[How to complete this task]
Please find every line in the entries below that contains the string "world", and copy it.

Dataset rows for apps and sites
::::::::

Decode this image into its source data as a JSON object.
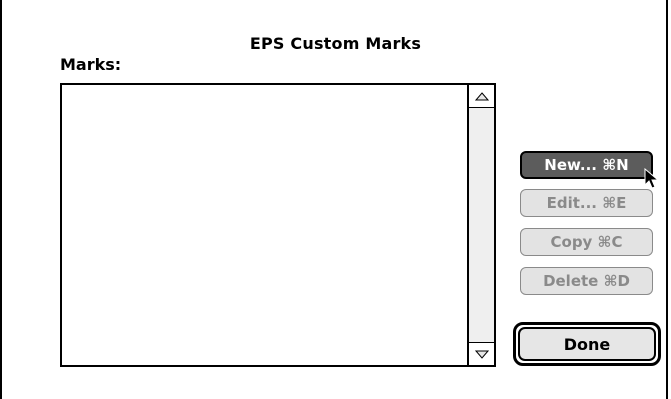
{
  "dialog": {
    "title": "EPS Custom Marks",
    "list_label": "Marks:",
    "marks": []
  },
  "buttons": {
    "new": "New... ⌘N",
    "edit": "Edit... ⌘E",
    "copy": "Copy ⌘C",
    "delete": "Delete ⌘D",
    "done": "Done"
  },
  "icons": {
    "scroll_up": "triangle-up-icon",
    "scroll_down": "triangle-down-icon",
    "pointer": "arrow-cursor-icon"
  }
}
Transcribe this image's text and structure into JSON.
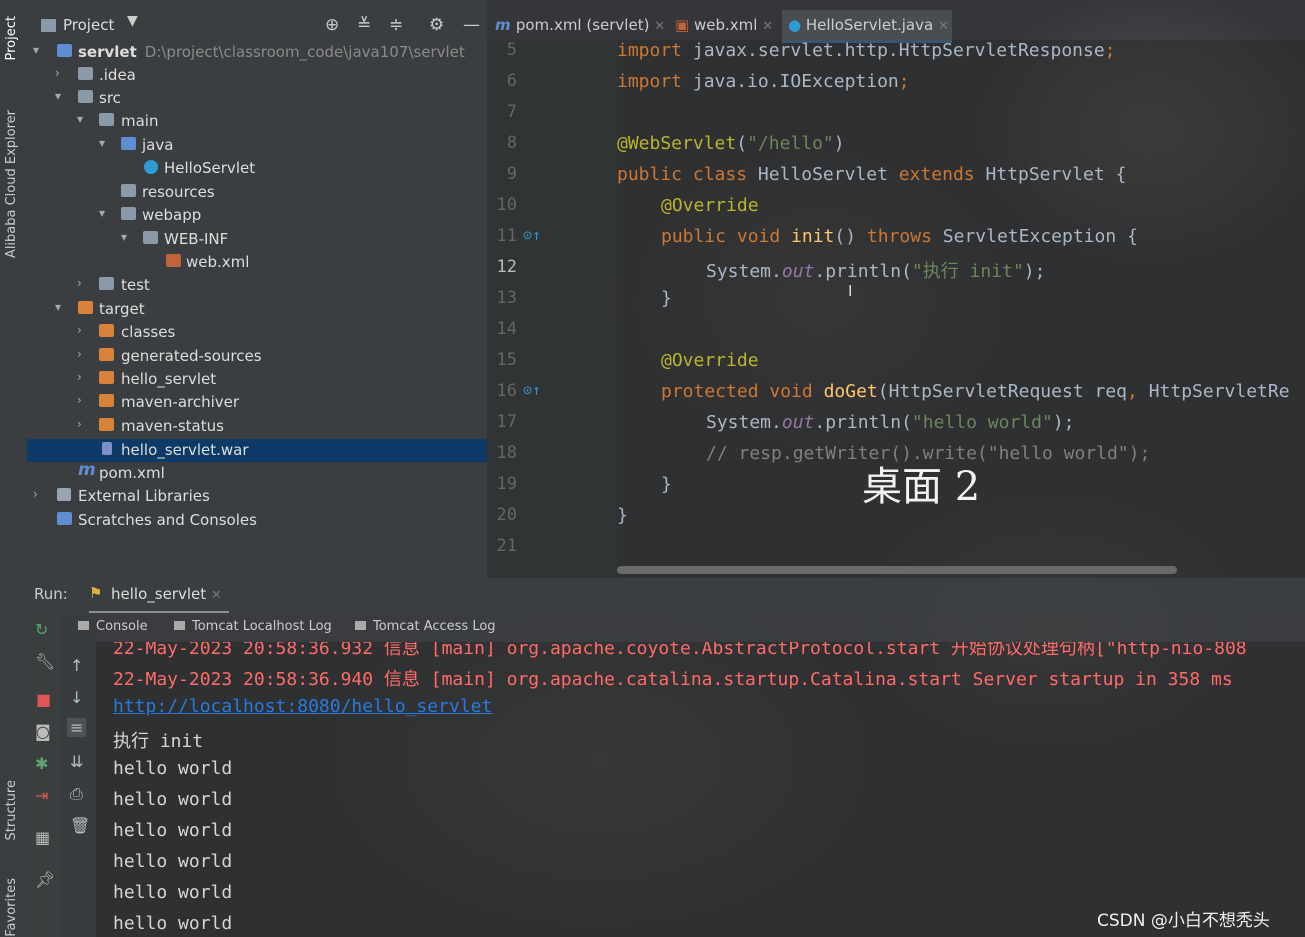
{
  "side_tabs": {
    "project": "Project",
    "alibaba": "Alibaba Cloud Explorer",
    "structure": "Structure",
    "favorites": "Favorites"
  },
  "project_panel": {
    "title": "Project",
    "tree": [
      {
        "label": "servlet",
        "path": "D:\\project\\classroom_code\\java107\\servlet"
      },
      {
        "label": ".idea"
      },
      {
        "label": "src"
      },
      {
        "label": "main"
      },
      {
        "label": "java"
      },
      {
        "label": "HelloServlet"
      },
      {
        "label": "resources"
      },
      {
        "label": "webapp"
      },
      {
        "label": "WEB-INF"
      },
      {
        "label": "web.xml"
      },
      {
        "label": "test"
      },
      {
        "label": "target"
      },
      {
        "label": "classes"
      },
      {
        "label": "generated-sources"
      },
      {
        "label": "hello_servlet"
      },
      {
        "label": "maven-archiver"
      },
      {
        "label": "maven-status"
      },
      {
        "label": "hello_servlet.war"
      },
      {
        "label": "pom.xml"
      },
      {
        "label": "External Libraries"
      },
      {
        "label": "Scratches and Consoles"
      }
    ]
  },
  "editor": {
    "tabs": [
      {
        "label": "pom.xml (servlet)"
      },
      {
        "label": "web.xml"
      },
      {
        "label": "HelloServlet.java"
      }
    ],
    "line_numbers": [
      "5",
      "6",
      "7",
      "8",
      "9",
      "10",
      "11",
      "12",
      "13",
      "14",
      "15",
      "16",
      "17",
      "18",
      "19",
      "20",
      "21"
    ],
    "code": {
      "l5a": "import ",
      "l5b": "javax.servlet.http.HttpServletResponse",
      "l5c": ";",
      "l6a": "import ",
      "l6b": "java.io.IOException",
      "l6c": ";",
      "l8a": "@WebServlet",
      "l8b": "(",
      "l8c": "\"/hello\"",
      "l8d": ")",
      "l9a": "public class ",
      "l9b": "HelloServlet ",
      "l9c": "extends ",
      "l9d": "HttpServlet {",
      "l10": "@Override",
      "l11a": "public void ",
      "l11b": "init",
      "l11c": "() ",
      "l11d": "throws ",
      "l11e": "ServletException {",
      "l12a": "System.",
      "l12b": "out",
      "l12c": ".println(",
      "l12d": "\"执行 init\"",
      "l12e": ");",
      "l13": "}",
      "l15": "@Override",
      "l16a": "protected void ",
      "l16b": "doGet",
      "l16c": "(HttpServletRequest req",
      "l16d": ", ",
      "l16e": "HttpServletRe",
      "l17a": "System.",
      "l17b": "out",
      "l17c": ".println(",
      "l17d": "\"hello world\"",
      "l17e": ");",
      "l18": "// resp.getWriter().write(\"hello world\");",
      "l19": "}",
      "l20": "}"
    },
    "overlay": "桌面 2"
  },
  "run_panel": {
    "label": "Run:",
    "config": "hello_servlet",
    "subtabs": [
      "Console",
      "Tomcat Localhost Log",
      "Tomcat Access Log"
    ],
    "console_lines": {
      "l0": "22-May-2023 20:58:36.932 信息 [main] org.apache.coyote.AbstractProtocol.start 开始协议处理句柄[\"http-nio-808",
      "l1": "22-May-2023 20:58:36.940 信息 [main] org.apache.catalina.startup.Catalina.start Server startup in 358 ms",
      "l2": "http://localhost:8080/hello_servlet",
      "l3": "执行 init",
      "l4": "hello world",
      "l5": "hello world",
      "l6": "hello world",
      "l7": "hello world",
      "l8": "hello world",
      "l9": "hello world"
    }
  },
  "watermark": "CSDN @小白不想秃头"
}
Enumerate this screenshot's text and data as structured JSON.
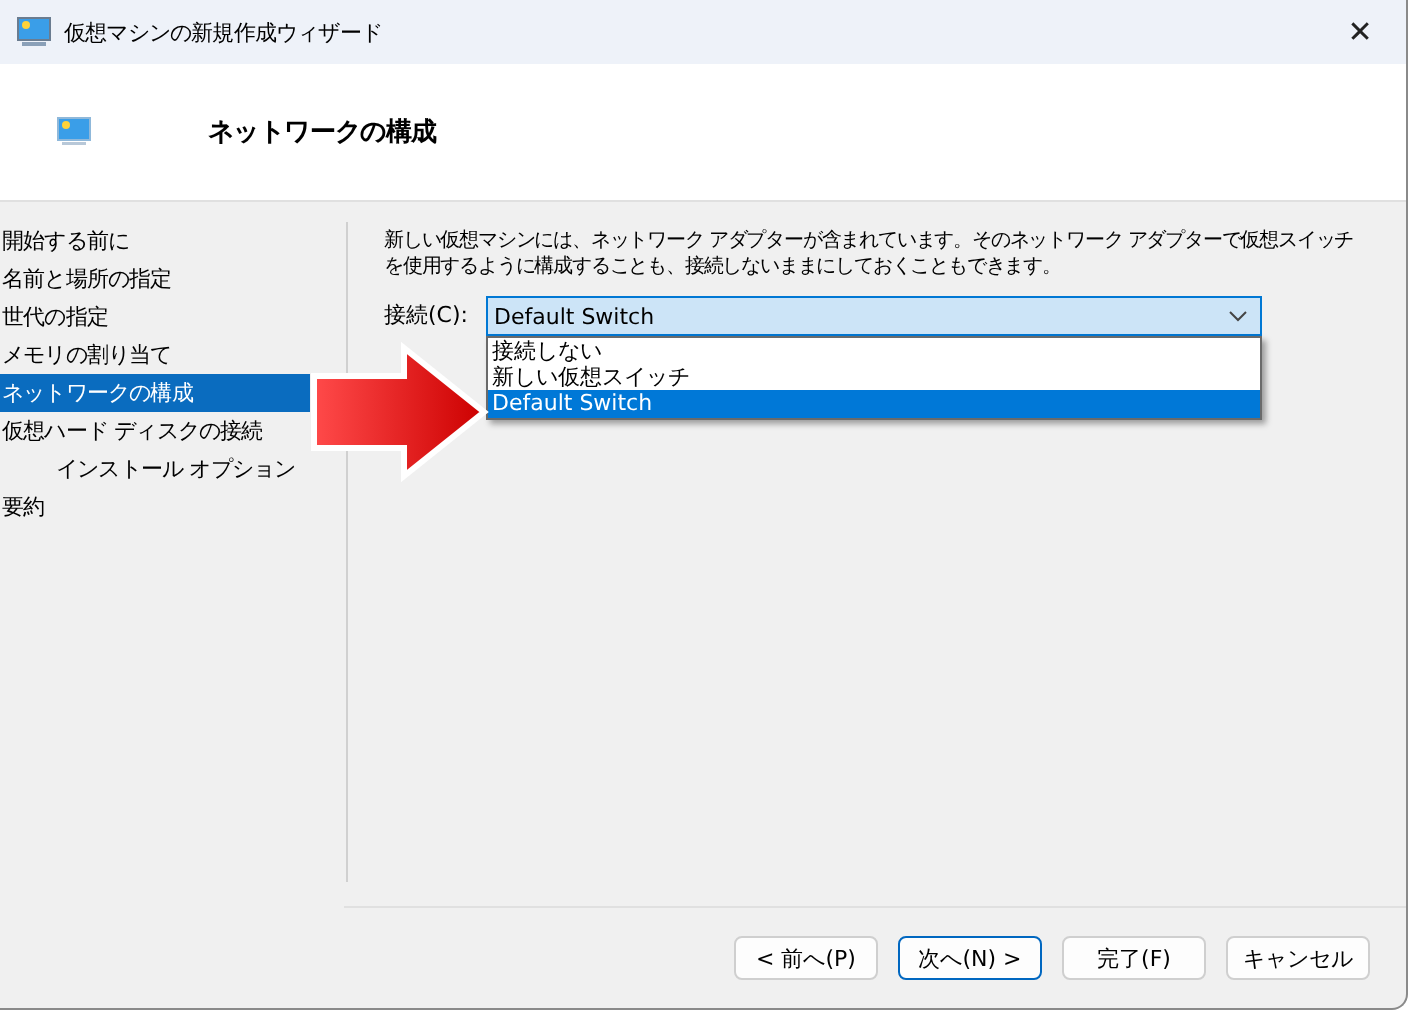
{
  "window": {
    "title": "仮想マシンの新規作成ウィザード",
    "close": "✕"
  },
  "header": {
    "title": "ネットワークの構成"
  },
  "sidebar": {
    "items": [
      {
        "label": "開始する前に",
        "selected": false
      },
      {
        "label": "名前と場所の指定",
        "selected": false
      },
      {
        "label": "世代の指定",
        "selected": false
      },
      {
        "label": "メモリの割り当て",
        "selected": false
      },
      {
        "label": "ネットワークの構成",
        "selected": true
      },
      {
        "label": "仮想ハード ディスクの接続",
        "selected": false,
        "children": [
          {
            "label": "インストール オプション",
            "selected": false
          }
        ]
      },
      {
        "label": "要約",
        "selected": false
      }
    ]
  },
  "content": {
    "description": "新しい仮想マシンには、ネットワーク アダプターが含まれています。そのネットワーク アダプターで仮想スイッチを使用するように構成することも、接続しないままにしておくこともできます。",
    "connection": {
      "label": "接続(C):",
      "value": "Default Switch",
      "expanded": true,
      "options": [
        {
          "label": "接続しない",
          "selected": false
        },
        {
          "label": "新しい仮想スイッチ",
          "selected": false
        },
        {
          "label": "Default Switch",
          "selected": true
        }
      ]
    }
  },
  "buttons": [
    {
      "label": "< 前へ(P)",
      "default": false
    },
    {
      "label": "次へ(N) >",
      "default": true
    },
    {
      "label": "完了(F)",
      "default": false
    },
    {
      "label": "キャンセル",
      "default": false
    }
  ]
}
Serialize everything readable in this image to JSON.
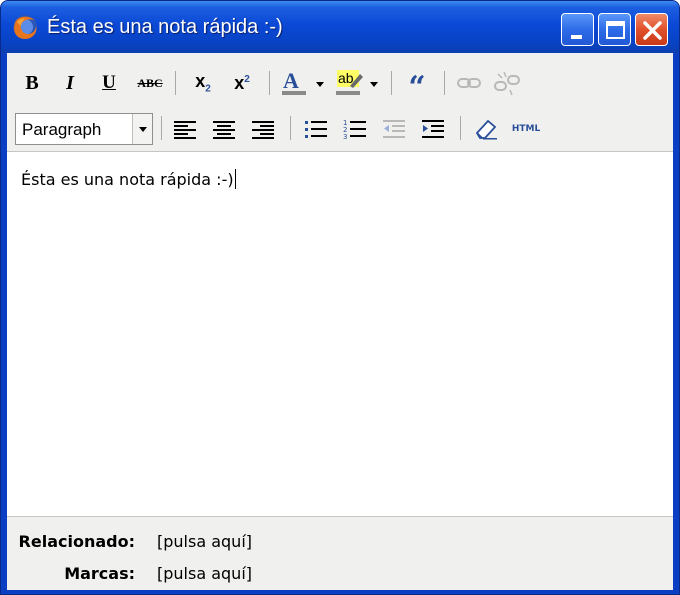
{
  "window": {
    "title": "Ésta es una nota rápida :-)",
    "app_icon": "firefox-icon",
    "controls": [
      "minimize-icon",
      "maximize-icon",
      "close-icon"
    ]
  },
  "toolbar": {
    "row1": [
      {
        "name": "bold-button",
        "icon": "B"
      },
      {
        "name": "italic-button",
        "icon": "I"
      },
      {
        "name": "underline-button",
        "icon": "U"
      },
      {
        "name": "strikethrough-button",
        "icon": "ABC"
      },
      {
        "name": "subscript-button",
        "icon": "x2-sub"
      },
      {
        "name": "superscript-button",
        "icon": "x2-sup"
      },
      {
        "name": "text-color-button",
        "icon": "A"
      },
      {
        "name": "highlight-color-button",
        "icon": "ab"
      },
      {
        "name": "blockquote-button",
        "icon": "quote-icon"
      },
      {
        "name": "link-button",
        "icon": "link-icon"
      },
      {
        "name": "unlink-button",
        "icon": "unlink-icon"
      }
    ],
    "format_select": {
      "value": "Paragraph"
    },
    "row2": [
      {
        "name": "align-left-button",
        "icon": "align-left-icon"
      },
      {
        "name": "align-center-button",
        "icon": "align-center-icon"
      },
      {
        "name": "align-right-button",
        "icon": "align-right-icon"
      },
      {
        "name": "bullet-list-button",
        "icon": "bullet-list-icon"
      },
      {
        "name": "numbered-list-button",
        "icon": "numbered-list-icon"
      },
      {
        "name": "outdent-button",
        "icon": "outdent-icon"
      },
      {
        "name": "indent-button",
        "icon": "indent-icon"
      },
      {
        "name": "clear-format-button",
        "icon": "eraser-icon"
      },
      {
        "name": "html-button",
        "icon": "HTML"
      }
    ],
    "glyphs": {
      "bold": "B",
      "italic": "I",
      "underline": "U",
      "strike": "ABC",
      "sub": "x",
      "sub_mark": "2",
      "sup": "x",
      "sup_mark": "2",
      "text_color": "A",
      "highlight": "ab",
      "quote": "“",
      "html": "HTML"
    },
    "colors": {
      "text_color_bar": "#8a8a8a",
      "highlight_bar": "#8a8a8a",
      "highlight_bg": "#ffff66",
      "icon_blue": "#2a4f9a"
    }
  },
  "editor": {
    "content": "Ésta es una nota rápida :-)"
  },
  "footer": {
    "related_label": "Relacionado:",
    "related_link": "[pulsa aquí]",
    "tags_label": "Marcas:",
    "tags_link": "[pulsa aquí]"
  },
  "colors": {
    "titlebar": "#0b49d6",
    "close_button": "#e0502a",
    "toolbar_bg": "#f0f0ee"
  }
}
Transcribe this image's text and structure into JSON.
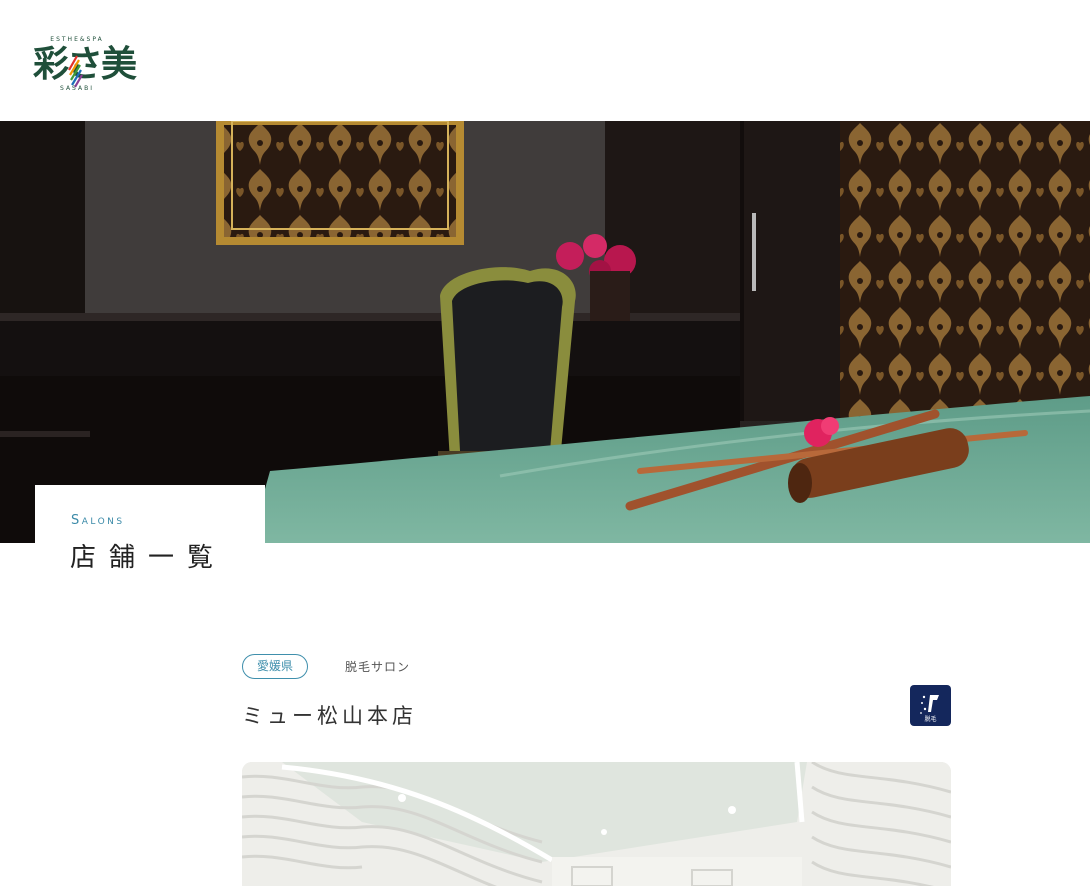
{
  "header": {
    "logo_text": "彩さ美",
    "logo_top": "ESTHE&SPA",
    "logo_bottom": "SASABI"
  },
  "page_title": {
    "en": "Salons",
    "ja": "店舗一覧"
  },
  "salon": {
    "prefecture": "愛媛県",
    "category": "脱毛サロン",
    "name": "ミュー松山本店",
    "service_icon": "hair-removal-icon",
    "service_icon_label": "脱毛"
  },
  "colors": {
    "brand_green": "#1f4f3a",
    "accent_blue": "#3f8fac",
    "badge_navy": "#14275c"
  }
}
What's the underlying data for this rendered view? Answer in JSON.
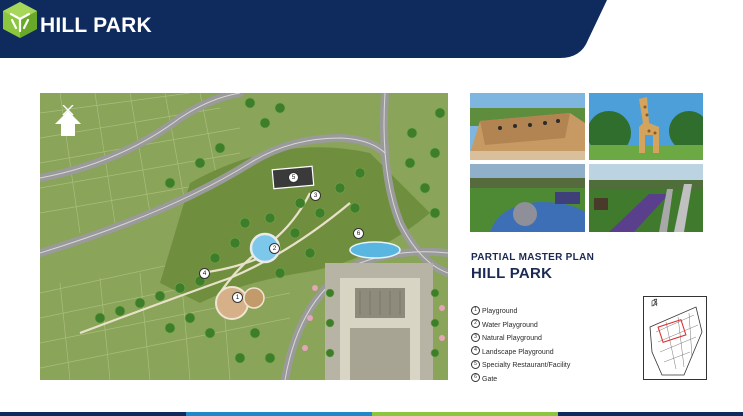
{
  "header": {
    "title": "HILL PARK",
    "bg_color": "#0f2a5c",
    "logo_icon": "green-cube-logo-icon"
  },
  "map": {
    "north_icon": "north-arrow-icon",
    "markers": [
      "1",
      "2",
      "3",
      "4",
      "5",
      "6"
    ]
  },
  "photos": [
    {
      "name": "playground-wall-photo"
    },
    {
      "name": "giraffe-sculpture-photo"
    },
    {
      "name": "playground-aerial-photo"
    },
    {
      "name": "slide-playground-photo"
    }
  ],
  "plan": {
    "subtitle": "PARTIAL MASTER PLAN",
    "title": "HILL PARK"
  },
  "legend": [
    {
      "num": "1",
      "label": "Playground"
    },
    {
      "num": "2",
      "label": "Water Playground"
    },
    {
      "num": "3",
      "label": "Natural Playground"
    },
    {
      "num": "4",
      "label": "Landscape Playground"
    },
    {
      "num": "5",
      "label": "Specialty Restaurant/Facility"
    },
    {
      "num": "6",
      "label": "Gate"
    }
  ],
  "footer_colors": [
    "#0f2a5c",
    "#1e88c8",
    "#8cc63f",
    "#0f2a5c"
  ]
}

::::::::

[Answer to the problem]
      "l17d": "\"hello world\"",
      "l18": "// resp.getWriter().write(\"hello world\");",
      "l4": "hello world",
      "l5": "hello world",
      "l6": "hello world",
      "l7": "hello world",
      "l8": "hello world",
      "l9": "hello world"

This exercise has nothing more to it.